But as I grew more accustomed to the idea of Lent, my motives became more about self-improvement than sacrifice. (Perhaps I’m not the only one who has given up desserts for Lent as a religiously-enforced diet plan.) My choices of what to give up were cheapened because my motives were questionable. When I stopped to think about my motives, I found that my choices seemed unbearably deficient compared to the sacrifice of Christ.

Women’s Health reminded me that a sacrifice is as much about facing temptation as it is about going without. Desires are strongest when the possibility of fulfilling them is tangibly close. Knowing what tempts us tells us a lot about our spiritual state and the unmet needs in our lives. The Devil tempted Christ with food, safety and power: Christ faced these temptations and sacrificed immediate gratification.

This year, my Lenten commitment is to give up every unnecessary purchase.
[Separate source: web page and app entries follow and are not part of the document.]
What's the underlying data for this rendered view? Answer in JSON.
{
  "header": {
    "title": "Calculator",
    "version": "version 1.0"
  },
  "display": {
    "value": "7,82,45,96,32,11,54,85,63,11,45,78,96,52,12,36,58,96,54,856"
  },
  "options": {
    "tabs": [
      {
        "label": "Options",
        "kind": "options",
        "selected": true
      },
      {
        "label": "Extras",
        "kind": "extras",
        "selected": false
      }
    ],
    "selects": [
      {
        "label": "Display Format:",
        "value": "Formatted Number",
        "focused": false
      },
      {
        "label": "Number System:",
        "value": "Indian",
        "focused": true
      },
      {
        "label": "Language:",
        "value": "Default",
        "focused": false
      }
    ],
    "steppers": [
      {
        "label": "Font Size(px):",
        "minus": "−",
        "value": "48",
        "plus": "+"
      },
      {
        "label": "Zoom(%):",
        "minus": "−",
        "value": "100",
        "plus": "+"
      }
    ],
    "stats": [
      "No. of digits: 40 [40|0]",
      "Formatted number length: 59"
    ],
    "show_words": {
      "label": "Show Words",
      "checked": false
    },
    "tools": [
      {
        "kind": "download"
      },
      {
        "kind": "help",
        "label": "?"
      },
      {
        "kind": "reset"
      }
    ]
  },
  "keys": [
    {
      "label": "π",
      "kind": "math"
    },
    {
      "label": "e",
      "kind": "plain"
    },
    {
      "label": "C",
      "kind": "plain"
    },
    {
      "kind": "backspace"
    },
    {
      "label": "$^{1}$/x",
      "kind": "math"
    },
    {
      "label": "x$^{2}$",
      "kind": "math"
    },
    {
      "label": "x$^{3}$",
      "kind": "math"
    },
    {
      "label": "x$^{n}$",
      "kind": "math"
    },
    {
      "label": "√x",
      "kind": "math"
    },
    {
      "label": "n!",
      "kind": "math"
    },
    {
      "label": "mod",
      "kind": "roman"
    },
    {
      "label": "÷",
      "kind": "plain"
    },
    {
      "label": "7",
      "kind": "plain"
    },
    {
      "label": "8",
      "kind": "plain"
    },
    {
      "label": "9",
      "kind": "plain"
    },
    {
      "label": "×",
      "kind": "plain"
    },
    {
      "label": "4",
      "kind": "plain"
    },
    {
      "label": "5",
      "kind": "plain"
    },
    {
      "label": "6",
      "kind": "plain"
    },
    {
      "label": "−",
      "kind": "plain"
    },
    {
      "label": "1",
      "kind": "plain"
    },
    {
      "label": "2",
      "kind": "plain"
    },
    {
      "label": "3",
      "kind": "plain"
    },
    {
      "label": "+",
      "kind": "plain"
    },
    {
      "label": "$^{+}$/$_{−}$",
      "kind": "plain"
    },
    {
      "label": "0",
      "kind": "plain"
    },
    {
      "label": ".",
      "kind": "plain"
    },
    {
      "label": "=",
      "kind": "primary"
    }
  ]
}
Sure, it will be a sacrifice to go without the occasional vanilla latte, but I think I’ll feel a greater pinch in the grocery store aisles as I hold a carton of ice cream and attempt to determine if it qualifies as a necessary item. Will I redefine “necessary” to make the ice cream permissible? I think facing my temptations will reveal a lot about my relationship to money, and about how I spend money to comfort myself or show love to others.

My sacrifices will still be petty compared to those of Christ, but that comparison is unfair. What I can ask of myself is an unflinching honesty to face the pinch of Lent – both the temptation and the sacrifice – and emerge stronger 40 days later.

– Amber Johnson